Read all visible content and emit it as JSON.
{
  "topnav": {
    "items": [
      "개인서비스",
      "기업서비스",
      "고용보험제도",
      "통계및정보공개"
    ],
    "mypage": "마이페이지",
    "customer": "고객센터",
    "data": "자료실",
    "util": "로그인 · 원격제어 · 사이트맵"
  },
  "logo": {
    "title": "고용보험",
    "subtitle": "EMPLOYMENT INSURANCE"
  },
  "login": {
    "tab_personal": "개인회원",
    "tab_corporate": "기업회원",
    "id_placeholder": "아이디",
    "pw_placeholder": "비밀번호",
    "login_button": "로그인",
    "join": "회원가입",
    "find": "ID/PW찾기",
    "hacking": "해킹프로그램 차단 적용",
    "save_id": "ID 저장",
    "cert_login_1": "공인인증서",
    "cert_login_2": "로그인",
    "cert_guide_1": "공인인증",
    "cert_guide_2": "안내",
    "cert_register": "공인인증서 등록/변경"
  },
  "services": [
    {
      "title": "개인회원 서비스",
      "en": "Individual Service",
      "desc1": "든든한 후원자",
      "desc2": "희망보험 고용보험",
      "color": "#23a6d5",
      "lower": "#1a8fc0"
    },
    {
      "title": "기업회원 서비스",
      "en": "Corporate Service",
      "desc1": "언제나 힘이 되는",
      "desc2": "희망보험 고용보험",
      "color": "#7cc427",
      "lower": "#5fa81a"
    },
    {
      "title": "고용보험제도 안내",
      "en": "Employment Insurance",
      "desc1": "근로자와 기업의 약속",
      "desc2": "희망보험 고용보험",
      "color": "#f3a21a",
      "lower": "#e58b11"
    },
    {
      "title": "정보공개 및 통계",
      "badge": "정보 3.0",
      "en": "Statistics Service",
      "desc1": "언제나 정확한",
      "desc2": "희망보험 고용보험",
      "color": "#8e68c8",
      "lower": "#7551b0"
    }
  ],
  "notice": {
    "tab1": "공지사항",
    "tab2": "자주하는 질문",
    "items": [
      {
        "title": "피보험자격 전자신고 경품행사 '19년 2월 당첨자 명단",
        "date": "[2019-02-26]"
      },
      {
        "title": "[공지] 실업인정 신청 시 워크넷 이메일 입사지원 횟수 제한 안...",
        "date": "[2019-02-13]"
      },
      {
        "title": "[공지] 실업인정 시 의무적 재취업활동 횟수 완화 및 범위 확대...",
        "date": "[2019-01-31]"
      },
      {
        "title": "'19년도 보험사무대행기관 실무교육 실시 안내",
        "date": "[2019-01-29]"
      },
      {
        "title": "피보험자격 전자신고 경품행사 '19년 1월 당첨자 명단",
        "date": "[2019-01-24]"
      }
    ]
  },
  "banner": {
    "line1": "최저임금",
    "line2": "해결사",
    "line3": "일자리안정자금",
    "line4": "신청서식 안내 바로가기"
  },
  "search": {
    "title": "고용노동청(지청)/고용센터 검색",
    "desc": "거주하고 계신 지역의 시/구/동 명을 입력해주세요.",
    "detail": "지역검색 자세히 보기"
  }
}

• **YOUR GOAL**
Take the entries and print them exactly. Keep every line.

• **REPLY**
Read all visible content and emit it as JSON.
{
  "topnav": {
    "items": [
      "개인서비스",
      "기업서비스",
      "고용보험제도",
      "통계및정보공개"
    ],
    "mypage": "마이페이지",
    "customer": "고객센터",
    "data": "자료실",
    "util": "로그인 · 원격제어 · 사이트맵"
  },
  "logo": {
    "title": "고용보험",
    "subtitle": "EMPLOYMENT INSURANCE"
  },
  "login": {
    "tab_personal": "개인회원",
    "tab_corporate": "기업회원",
    "id_placeholder": "아이디",
    "pw_placeholder": "비밀번호",
    "login_button": "로그인",
    "join": "회원가입",
    "find": "ID/PW찾기",
    "hacking": "해킹프로그램 차단 적용",
    "save_id": "ID 저장",
    "cert_login_1": "공인인증서",
    "cert_login_2": "로그인",
    "cert_guide_1": "공인인증",
    "cert_guide_2": "안내",
    "cert_register": "공인인증서 등록/변경"
  },
  "services": [
    {
      "title": "개인회원 서비스",
      "en": "Individual Service",
      "desc1": "든든한 후원자",
      "desc2": "희망보험 고용보험",
      "color": "#23a6d5",
      "lower": "#1a8fc0"
    },
    {
      "title": "기업회원 서비스",
      "en": "Corporate Service",
      "desc1": "언제나 힘이 되는",
      "desc2": "희망보험 고용보험",
      "color": "#7cc427",
      "lower": "#5fa81a"
    },
    {
      "title": "고용보험제도 안내",
      "en": "Employment Insurance",
      "desc1": "근로자와 기업의 약속",
      "desc2": "희망보험 고용보험",
      "color": "#f3a21a",
      "lower": "#e58b11"
    },
    {
      "title": "정보공개 및 통계",
      "badge": "정보 3.0",
      "en": "Statistics Service",
      "desc1": "언제나 정확한",
      "desc2": "희망보험 고용보험",
      "color": "#8e68c8",
      "lower": "#7551b0"
    }
  ],
  "notice": {
    "tab1": "공지사항",
    "tab2": "자주하는 질문",
    "items": [
      {
        "title": "피보험자격 전자신고 경품행사 '19년 2월 당첨자 명단",
        "date": "[2019-02-26]"
      },
      {
        "title": "[공지] 실업인정 신청 시 워크넷 이메일 입사지원 횟수 제한 안...",
        "date": "[2019-02-13]"
      },
      {
        "title": "[공지] 실업인정 시 의무적 재취업활동 횟수 완화 및 범위 확대...",
        "date": "[2019-01-31]"
      },
      {
        "title": "'19년도 보험사무대행기관 실무교육 실시 안내",
        "date": "[2019-01-29]"
      },
      {
        "title": "피보험자격 전자신고 경품행사 '19년 1월 당첨자 명단",
        "date": "[2019-01-24]"
      }
    ]
  },
  "banner": {
    "line1": "최저임금",
    "line2": "해결사",
    "line3": "일자리안정자금",
    "line4": "신청서식 안내 바로가기"
  },
  "search": {
    "title": "고용노동청(지청)/고용센터 검색",
    "desc": "거주하고 계신 지역의 시/구/동 명을 입력해주세요.",
    "detail": "지역검색 자세히 보기"
  }
}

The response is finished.